It is finals week, and according to an article on College Atlas, most students stress about final exams. The article also stated even students who are experienced in studying will have anxiety.
According to the article, Time management skills are crucial to planning out your week of testing, and when you take the test.
Outlining the argument you would make on an essay formatted test, answering the multiple choice questions you know and going back to the ones you do not know, and reviewing each test section before you start is a good way to make sure you will finish your exam in a timely manner.
According to College Atlas, students should set an alarm, make sure they have a friend who can call them to make sure they are awake if their test is scheduled for early morning, use the restroom prior to testing, and review notes briefly before the test begins as a refresher.
Diet is a key ingredient to testing well. According to the article, foods that are rich in protein can be a good source of energy. The article states that students should stay away from caffeine because it could cause your body to have an energy crash.

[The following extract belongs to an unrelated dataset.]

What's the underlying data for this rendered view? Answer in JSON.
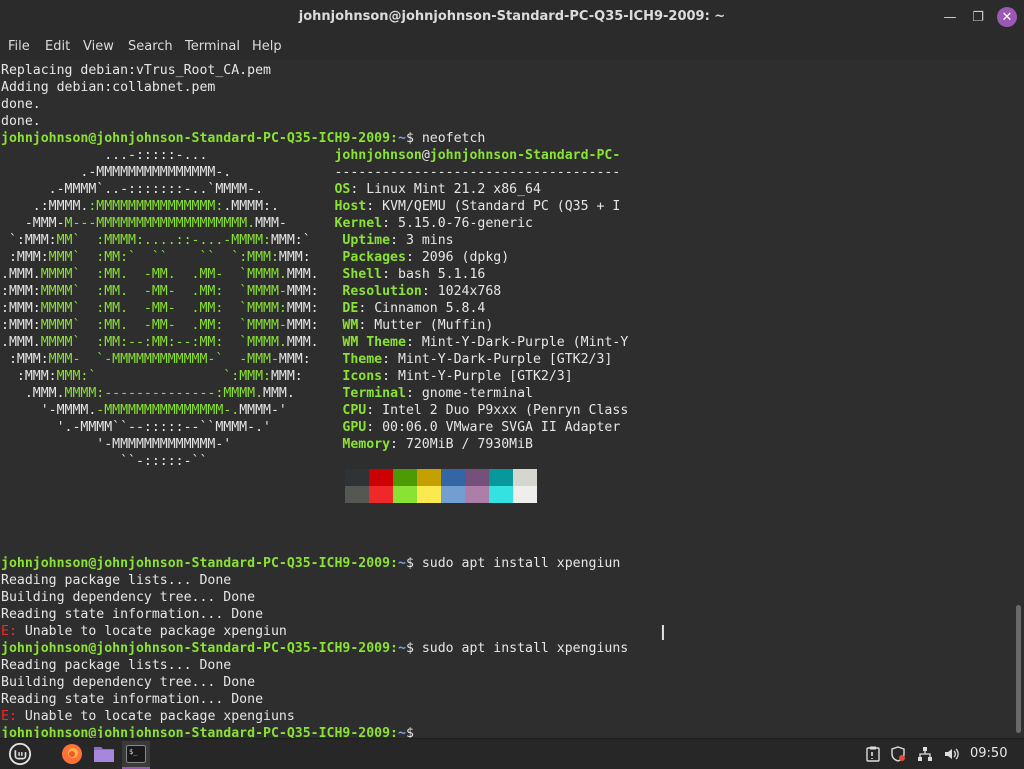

Psychology Today wrote an article on the top three tips for a better exam week performance. The tips are simple, take care of your body, keep things in perspective, and relax right before an exam.
The article states poor sleeping habits, a lack of exercise, an unhealthy diet, and abuse of prescription drugs and caffeine can only hurt students in the long run. When a person’s body is treated differently than normal, it can affect the way that person performs.
The article states students do not do as well when they are more grade-focused. The student should put their emphasis on grasping the material rather than worrying about if they will make an A or a B.
Lastly, the article states that cramming before a test will not be beneficial but will only increase anxiety.
Carla Trujillo, Ph.D. says having a back-up plan is essential to going into a test. Trujillo explains that we all have goals, and it is important to see the outcome of that goal being met, no matter the obstacles along the way. She says although you need to focus on the end goal, you must also focus on the possible outcomes of your failing that goal. She said there is a necessity for every worst-case scenario so you can play out all the back-up plans you can.
Trujillo says it is important to also put yourself in the professor’s shoes. She said you need to ask yourself questions such as ‘If you were teaching this class, what questions would you ask of your students?’ and ‘What material would you want to be most crucial to the students if you were the professor.’ She said common sense and logic are very important to trying to get a handle on the type of questions the professor might ask.